we have become a country whose gross national product is violence. we inflict death on ourselves at a catastrophic rate, and export it to people eager to be as viciously proficient as we are.

we fight in a burning house with people who insist the fire shouldn't be put out.

the screeching is deafening.
i am handicapped, i suppose, not to believe in harbingers. i am, however, just perceptive enough to recognize that there are days when death looks us over, head to toe, deciding whether to take us or to pass us by.

today was supposed to be a rest day, but there was too much stress accumulated, too much crazy not to go burn some of it off. so i ran. and i wept. it was dark, the roads and trails were empty, so it felt safe to just go ahead and let it out.

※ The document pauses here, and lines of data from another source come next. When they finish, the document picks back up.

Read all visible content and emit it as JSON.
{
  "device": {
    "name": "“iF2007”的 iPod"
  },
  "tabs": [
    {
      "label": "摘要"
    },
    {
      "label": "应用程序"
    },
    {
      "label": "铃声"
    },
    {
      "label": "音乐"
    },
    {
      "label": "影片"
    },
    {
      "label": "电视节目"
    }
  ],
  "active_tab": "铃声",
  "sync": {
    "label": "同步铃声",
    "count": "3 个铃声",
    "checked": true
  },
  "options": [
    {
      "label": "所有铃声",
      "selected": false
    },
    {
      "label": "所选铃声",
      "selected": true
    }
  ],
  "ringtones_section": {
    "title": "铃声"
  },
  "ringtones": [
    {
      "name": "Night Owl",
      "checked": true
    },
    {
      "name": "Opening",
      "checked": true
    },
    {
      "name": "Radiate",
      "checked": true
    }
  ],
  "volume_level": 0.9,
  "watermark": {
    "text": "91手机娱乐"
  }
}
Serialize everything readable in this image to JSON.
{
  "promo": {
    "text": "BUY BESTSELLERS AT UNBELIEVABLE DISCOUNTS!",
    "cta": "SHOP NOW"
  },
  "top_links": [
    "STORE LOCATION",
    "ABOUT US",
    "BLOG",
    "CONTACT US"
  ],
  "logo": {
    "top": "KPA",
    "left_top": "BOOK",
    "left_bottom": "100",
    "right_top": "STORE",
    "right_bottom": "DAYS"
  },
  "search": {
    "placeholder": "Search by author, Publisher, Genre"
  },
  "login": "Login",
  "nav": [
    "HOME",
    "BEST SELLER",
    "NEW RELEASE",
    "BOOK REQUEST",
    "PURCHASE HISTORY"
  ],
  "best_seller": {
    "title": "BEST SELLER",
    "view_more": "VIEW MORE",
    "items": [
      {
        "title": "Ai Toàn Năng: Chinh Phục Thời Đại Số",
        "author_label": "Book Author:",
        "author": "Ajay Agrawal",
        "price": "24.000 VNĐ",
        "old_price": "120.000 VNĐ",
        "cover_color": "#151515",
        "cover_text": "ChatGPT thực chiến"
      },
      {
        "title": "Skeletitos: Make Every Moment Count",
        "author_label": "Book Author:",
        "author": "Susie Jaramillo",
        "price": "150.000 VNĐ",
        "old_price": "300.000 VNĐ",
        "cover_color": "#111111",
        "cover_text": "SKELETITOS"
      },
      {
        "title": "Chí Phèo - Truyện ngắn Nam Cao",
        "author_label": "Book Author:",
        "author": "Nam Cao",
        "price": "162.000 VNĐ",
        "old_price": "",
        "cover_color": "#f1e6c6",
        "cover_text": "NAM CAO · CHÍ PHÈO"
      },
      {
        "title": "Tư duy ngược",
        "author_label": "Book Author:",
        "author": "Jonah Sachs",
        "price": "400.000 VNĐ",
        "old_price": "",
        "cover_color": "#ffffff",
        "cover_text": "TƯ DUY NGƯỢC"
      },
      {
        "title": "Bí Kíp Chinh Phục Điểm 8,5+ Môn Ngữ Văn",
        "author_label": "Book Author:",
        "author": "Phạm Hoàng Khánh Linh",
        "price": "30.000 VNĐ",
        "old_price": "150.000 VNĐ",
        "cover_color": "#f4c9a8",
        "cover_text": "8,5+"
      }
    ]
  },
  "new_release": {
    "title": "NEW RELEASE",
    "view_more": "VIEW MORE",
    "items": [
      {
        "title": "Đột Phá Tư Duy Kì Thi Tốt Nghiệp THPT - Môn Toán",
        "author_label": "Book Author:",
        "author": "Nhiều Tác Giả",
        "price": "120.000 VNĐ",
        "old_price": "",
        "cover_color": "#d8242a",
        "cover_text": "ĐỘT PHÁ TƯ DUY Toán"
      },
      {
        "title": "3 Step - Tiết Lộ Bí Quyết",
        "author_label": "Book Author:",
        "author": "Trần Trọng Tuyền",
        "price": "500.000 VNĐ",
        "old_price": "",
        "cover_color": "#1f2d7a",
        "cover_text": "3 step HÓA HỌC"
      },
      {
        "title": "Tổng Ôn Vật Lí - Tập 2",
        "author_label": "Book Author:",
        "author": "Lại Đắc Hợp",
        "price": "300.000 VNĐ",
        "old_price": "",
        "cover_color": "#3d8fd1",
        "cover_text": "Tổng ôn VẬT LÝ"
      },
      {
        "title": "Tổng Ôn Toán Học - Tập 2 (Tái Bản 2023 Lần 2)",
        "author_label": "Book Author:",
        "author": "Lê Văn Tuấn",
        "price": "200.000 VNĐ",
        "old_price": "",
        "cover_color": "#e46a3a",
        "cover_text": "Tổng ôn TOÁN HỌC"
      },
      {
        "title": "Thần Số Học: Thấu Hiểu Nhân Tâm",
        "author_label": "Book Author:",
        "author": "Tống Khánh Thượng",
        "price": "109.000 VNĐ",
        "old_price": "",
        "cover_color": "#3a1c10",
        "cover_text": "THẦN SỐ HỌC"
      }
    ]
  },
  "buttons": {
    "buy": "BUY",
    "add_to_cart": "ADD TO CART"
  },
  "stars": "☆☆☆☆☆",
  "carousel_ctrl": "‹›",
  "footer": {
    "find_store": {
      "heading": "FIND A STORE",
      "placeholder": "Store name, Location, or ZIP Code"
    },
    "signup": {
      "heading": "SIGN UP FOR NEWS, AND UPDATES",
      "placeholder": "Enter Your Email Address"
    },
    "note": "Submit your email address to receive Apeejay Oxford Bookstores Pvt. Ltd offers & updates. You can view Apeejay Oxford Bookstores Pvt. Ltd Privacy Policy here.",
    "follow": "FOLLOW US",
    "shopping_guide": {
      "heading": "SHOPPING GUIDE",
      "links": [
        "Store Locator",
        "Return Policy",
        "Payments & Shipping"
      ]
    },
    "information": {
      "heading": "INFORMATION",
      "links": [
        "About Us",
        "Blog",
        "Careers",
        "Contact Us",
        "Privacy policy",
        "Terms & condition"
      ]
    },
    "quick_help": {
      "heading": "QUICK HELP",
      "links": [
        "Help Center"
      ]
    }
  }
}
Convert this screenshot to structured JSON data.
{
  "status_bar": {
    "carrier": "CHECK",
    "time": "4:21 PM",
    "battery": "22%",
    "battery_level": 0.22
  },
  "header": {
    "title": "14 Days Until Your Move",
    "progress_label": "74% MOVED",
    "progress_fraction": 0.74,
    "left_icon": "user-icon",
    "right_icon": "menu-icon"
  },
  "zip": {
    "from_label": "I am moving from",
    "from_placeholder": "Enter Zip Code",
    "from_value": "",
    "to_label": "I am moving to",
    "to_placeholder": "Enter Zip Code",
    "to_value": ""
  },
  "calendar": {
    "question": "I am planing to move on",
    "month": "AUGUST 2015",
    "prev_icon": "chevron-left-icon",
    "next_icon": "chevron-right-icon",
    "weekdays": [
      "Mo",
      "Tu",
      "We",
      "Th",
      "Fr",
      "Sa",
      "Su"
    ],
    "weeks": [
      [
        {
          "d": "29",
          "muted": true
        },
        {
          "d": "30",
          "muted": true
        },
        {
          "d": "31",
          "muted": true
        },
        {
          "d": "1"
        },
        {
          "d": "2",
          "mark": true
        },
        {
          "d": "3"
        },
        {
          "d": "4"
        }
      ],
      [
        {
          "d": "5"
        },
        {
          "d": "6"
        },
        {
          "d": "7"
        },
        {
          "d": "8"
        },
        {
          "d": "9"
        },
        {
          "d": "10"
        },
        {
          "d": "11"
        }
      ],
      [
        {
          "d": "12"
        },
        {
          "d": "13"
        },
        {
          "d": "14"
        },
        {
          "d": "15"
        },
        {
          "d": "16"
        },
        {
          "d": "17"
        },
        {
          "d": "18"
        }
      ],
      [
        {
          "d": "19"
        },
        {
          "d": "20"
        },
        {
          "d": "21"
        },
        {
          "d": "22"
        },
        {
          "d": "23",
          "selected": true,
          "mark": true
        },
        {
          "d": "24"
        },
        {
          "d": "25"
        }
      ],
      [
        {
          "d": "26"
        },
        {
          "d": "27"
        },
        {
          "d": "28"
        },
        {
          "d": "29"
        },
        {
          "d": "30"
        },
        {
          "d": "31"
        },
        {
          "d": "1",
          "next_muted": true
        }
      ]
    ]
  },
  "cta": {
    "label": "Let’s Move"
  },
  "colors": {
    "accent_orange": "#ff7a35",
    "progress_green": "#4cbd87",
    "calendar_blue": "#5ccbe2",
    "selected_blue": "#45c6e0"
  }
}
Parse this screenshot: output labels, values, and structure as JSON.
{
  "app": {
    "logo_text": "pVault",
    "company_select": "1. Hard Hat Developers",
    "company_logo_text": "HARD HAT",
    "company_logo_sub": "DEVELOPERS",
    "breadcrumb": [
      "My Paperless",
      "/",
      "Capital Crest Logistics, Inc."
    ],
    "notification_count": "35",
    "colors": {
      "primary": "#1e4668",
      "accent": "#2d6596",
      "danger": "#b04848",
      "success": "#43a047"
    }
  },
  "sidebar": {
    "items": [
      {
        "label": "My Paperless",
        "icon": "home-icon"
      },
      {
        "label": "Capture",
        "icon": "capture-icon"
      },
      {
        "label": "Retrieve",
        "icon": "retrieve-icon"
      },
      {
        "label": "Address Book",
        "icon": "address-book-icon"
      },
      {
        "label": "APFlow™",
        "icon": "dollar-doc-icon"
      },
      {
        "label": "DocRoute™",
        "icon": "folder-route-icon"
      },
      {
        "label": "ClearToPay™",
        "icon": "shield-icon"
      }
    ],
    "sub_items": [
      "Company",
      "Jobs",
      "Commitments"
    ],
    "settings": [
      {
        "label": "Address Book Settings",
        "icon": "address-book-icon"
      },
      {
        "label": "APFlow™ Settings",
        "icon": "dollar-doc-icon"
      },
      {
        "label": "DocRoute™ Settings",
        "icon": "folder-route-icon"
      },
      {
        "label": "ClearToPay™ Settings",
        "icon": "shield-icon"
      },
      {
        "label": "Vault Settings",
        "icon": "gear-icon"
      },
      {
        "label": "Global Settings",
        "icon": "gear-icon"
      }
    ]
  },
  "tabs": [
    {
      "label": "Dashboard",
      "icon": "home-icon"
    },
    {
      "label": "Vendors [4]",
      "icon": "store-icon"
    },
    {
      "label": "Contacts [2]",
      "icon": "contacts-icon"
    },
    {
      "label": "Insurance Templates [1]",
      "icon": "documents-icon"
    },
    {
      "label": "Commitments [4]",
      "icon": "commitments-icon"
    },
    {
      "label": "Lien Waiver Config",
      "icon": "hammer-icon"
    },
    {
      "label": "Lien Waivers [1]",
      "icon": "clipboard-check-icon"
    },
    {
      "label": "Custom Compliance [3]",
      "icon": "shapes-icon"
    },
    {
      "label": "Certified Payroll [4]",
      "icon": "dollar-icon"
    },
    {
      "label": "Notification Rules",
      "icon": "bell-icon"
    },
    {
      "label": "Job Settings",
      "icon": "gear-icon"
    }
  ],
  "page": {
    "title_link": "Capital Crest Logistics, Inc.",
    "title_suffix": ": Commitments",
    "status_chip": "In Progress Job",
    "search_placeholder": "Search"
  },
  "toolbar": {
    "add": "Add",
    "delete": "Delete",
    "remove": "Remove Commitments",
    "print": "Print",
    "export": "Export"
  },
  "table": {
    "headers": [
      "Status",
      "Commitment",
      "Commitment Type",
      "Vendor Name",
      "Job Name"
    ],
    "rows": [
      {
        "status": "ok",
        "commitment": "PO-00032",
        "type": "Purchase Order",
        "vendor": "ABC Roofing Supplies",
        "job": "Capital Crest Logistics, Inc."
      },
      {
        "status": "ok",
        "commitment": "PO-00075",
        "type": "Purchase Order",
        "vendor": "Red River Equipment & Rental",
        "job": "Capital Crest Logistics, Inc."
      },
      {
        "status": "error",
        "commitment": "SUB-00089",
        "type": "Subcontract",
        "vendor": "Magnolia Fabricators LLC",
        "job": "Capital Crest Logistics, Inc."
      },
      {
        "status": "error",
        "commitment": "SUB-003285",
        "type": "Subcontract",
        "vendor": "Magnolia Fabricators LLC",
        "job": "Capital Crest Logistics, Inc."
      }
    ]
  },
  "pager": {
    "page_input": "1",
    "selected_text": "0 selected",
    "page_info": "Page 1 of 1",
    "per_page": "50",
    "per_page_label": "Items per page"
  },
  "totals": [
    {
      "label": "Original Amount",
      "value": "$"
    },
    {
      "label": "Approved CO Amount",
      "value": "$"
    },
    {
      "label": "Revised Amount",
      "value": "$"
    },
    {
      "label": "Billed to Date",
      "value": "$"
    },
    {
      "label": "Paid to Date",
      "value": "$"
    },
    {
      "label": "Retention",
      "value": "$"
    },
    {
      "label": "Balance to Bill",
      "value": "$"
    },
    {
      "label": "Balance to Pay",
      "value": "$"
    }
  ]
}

somewhere along the way it occurred to me that we're running out of times and places that feel safe any more.

Monday, November 02, 2015

random #gw100k

"'normal' is an illusion. what is normal for the spider is chaos for the fly." ~ charles addams

the training requirements for this little adventure will disrupt our family routine for the next few months. this may not qualify as actual "chaos," but we are creatures of habit. and at the moment, i'm the only one with an inkling of the disarray to come. i should probably clarify this with everyone before they decide to go all "spider" on me.

i may have to rethink my "no music while running" rule. i still prefer not to have someone else's thoughts pumped into my head on the trails, but road miles are another matter. an occasional break in the jackhammering might be a useful thing.

there are new batteries in my headlamp. it's now actually bright enough to run by. because, yay daylight standard time.

13.3 howling-windy, seriously soaking miles halloween morning. an out-and-back from seven hills running shop to the seattle ferris wheel ~ the first time our saturday group had ventured along the waterfront. we saw some things i'd never seen before, including several works in the seattle sculpture park. this thing was particularly fascinating, in that its perspective seemed to shift asymmetrically as we moved around it. weird.

the route is almost entirely pavement, but
 the new scenery was a welcome break in our running routine. the matrix can use a little chaos, now and again.
also noted: it would be ridiculously easy to run-commute from magnolia to the new expedia (formerly amgen) campus. if one had a job there, that is...
t-minus 153 days to #gw100k.